In this blog we will lay the focus on “privacy/secrecy” when it comes to using digital money. On our trip to SNNPR, Welayita region in February 2017, we talked about this topic with small holder farmer Belaynesh Getachew [1]. Belaynesh is a 45 years old widow, raising 6 children on her own by doing irrigation farming. She doesn’t have an account in any financial institution, so far she only participated in savings groups. When we asked her about digital saving, she explained: “I don’t have any other saving means, except for Eder [2]. I would love to save through mobile money, even though there wouldn’t be an interest rate attached to it. Hence, I would save through mobile money, just for the sake of saving.”

Traders in the Welayita region

In our second interview, where we presented different scenarios about using mobile money and digital loans, Belaynesh stated: “I send money to my daughter who lives in Faracho High School (which is a bit far from here), but when I do this I have to pay for transportation and I have to give additional money to the person taking the money (for tea or coffee). If I could send the money directly to my daughter by mobile, it would be less costly and more secretive as me and my daughter would be the only ones who know about this transaction. If I send it by a person, that individual would also share my secret, which is not good for me.”

In Belaynesh’s community traders come to the respondents’ farms and purchase their products by paying cash up front. Based on this situation, Belaynesh was asked if she would prefer to take the money digitally from the traders at the spot and she replied “I would like it if the traders could pay using mobile money when they buy the product, this way people couldn’t observe when I receive money in cash.

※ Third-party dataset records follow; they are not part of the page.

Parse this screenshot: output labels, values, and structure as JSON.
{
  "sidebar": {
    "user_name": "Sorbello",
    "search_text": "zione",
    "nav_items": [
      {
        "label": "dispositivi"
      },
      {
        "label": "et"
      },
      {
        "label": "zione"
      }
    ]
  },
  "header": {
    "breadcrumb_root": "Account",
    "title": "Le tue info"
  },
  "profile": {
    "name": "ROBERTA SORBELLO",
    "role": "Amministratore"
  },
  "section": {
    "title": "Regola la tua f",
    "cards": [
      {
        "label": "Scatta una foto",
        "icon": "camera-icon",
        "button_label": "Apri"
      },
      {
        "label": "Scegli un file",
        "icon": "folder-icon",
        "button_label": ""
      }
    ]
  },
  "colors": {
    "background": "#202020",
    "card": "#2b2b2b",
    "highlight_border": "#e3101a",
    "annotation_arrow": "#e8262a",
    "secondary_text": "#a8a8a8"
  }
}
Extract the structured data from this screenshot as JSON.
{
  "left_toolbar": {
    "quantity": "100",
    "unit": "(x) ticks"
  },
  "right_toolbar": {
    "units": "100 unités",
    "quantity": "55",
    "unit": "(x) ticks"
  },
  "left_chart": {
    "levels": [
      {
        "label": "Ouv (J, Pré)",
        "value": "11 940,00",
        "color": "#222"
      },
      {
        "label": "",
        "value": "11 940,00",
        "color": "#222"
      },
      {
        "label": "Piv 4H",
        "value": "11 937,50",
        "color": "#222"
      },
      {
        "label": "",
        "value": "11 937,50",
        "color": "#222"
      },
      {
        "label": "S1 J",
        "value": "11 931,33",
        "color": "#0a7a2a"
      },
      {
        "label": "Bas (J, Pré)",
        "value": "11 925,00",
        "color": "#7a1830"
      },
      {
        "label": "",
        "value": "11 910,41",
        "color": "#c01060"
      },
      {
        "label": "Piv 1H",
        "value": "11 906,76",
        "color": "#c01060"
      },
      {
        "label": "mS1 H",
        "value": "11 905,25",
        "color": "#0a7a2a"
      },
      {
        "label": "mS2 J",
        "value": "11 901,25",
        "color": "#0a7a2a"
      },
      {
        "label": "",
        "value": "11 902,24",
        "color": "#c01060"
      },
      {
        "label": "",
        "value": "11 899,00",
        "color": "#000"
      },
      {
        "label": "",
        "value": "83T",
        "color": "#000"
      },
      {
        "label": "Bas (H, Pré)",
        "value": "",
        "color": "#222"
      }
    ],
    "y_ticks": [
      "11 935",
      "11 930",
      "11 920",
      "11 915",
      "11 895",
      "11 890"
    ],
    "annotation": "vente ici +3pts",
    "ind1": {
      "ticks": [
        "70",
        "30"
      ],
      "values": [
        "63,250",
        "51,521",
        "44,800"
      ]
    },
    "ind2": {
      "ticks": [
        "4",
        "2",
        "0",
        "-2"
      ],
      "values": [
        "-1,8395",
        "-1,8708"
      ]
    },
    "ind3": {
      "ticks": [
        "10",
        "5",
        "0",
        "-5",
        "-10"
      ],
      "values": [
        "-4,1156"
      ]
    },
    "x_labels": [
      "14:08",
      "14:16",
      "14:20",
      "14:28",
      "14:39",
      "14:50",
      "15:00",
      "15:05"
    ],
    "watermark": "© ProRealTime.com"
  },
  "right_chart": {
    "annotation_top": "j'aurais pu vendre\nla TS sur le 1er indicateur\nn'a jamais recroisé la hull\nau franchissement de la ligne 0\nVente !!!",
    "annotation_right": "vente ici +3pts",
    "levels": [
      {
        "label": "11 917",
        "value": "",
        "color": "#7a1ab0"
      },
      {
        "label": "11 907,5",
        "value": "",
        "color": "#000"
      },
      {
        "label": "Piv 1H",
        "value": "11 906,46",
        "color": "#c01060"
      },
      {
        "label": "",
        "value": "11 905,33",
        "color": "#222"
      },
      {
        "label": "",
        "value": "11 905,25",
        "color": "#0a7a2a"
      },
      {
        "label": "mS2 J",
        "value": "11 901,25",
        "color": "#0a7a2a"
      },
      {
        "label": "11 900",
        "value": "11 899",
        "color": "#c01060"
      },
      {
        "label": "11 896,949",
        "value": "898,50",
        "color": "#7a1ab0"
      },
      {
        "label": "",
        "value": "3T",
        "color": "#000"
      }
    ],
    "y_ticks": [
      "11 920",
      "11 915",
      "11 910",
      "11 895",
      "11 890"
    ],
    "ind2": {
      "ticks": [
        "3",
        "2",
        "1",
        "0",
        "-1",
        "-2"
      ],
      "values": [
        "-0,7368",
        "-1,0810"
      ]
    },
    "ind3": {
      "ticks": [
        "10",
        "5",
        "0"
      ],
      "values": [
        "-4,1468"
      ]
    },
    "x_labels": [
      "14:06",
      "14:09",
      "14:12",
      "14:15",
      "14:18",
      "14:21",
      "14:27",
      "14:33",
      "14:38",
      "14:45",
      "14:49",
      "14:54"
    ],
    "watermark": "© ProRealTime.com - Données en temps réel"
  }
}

Like this I have much more privacy.”

Furthermore, she explained that she doesn’t take loans from shop owners, because she fears what people might think of her: “If I borrow money from the shop owner, people would know that I am in need of money, so privacy is my priority!” Hence, if loans could be provided digitally, it would be much preferable for our respondent as she would not be judged for needing money.

Our study “Assessment of Transaction Pools for Digital Financial Services (DFS) in Ethiopia” revealed that though digital money systems are not yet widely adapted in Ethiopia, there are strong indications for future usage among the different respondents we came to intensively investigate. If the system would be adopted across the nation, it is believed that life among different communities would be transformed. Funds would be accessible anytime, anywhere, while time and energy is saved, security is improved (providing means for saving) and money is managed more effectively compared to traditional methods. Parents would be able to send money to their children and pay their school fees without having to do so in person or entrust someone else who could abuse this information. Therefore, looking into the bigger picture of mobile money besides its mere benefit of making money more easily accessible, it triggers economic growth of a country and improves the standard.

By Mekdes Hailegiorgis
Programme Assistant based in Ethiopia


[1] The real name of our respondent is changed to maintain her privacy.

[2] Ethiopian expression for a savings group, where people in a community contribute money every month (there is usually an office for this purpose). When someone in the family dies for example, some amount of money will be given to them along with assistances and the Eder members will attend the funeral ceremony. It is a well-known custom in the country.